Exercise goal:
From the records, return each line that has the word "hero" in it.

=== Begin Enclosure ===

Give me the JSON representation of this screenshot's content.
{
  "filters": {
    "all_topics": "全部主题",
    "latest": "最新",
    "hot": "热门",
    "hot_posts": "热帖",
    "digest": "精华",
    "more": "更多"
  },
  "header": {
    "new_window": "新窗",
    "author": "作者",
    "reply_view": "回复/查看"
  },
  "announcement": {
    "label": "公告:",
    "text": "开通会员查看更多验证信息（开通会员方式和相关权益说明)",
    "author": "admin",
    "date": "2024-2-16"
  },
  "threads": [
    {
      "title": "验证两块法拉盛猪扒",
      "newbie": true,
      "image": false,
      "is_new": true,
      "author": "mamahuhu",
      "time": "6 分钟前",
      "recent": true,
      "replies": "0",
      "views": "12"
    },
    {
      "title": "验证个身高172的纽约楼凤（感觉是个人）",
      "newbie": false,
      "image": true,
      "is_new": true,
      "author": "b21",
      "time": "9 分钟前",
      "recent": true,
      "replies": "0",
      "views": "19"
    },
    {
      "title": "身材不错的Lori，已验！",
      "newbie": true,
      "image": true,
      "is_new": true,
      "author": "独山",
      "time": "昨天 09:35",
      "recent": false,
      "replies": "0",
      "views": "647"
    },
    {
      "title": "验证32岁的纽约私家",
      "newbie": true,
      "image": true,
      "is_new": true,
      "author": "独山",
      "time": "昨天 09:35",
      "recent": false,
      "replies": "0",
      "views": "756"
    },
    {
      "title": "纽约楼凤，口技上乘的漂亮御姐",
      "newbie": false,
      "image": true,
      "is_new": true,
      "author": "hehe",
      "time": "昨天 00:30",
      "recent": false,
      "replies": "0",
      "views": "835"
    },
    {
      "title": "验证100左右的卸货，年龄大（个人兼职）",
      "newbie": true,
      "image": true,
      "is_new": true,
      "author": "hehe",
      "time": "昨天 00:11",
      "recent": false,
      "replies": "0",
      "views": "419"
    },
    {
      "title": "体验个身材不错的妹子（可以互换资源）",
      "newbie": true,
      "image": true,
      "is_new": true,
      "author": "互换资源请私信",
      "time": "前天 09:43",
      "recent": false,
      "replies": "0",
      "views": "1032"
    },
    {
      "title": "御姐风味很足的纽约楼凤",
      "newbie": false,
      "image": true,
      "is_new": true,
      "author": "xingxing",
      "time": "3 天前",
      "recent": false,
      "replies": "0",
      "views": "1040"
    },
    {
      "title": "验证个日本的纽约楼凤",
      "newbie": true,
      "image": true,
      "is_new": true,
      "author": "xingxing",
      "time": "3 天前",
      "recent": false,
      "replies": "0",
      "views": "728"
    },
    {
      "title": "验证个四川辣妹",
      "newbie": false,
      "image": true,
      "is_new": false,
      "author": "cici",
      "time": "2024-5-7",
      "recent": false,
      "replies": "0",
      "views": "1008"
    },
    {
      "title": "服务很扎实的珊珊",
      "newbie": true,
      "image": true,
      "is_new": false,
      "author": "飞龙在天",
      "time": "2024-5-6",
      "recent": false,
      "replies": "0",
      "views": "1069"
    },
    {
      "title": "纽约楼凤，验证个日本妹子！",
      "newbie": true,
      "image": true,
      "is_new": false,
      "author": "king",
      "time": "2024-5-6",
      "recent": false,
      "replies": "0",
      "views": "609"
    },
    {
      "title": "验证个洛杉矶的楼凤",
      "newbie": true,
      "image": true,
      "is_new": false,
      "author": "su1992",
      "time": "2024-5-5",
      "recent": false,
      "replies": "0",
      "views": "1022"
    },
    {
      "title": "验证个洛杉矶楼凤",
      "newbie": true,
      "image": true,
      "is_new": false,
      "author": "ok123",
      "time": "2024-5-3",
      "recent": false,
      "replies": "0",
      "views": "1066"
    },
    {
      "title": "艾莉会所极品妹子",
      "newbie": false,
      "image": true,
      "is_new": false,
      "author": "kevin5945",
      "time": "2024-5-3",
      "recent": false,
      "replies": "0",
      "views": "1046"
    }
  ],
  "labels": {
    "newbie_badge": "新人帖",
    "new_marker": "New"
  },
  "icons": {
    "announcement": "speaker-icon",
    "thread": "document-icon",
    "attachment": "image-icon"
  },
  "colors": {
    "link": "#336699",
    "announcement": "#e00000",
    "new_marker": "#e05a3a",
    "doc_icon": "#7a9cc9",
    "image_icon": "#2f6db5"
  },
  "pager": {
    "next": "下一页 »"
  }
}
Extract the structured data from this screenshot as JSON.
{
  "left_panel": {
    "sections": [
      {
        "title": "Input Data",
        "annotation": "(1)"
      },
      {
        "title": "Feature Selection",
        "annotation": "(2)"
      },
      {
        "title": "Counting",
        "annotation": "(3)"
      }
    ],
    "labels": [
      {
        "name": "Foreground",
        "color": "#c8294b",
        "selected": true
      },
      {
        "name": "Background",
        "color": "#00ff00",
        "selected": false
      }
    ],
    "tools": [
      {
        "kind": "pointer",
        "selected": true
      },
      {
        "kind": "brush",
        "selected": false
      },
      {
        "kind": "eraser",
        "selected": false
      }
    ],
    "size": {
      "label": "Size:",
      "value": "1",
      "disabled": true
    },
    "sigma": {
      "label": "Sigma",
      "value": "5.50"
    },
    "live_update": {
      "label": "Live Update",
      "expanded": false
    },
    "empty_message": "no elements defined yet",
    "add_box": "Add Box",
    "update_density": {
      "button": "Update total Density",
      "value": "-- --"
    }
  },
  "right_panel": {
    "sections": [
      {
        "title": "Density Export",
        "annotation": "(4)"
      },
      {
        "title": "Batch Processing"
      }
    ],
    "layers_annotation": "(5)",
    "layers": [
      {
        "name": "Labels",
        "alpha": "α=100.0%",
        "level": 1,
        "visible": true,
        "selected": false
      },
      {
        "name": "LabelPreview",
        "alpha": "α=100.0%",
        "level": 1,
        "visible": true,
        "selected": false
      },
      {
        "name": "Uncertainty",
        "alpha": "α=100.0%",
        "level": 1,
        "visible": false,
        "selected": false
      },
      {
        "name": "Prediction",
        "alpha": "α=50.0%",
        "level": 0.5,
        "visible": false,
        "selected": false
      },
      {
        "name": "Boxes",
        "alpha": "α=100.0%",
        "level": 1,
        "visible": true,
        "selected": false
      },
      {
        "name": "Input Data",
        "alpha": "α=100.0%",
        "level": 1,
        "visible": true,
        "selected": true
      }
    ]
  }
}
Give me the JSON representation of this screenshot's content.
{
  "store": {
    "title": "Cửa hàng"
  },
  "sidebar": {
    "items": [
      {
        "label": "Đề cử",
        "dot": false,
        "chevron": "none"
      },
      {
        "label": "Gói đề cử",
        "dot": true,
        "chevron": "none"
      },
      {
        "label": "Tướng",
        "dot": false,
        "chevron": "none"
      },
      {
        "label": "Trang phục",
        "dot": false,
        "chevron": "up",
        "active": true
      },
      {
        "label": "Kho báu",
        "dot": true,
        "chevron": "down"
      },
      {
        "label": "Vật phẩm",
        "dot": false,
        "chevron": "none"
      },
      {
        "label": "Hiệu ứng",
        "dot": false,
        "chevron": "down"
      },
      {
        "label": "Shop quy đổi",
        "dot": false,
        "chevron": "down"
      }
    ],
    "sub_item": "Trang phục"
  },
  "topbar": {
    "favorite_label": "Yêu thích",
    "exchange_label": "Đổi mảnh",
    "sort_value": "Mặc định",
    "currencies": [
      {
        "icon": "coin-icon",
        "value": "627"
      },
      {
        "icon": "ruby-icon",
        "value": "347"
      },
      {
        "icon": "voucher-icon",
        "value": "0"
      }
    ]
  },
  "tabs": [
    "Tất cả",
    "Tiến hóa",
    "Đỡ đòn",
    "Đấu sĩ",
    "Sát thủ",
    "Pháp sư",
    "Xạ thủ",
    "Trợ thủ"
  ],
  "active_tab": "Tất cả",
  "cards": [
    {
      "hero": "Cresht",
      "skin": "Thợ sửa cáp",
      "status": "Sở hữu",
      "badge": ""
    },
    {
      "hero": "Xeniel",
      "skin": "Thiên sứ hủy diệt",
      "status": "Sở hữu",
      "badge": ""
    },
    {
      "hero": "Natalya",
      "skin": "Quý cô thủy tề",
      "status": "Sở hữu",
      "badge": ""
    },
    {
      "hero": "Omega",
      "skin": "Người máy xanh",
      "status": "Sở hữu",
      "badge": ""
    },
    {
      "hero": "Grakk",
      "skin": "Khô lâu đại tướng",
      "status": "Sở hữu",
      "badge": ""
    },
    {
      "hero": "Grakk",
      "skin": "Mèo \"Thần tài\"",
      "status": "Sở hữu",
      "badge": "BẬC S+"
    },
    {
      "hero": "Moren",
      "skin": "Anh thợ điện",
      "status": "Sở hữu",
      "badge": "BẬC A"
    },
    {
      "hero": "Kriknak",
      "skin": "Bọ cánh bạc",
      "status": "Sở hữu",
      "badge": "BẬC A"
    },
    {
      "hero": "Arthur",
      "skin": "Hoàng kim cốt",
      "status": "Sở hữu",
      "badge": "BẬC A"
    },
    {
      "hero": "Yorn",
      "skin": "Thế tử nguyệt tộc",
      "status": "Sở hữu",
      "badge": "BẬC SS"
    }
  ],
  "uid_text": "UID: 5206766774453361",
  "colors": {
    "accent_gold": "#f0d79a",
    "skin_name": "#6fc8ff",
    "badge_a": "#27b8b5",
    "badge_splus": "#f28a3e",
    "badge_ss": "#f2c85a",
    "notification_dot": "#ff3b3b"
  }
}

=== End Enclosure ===

Output for this exercise:
      "hero": "Cresht",
      "hero": "Xeniel",
      "hero": "Natalya",
      "hero": "Omega",
      "hero": "Grakk",
      "hero": "Grakk",
      "hero": "Moren",
      "hero": "Kriknak",
      "hero": "Arthur",
      "hero": "Yorn",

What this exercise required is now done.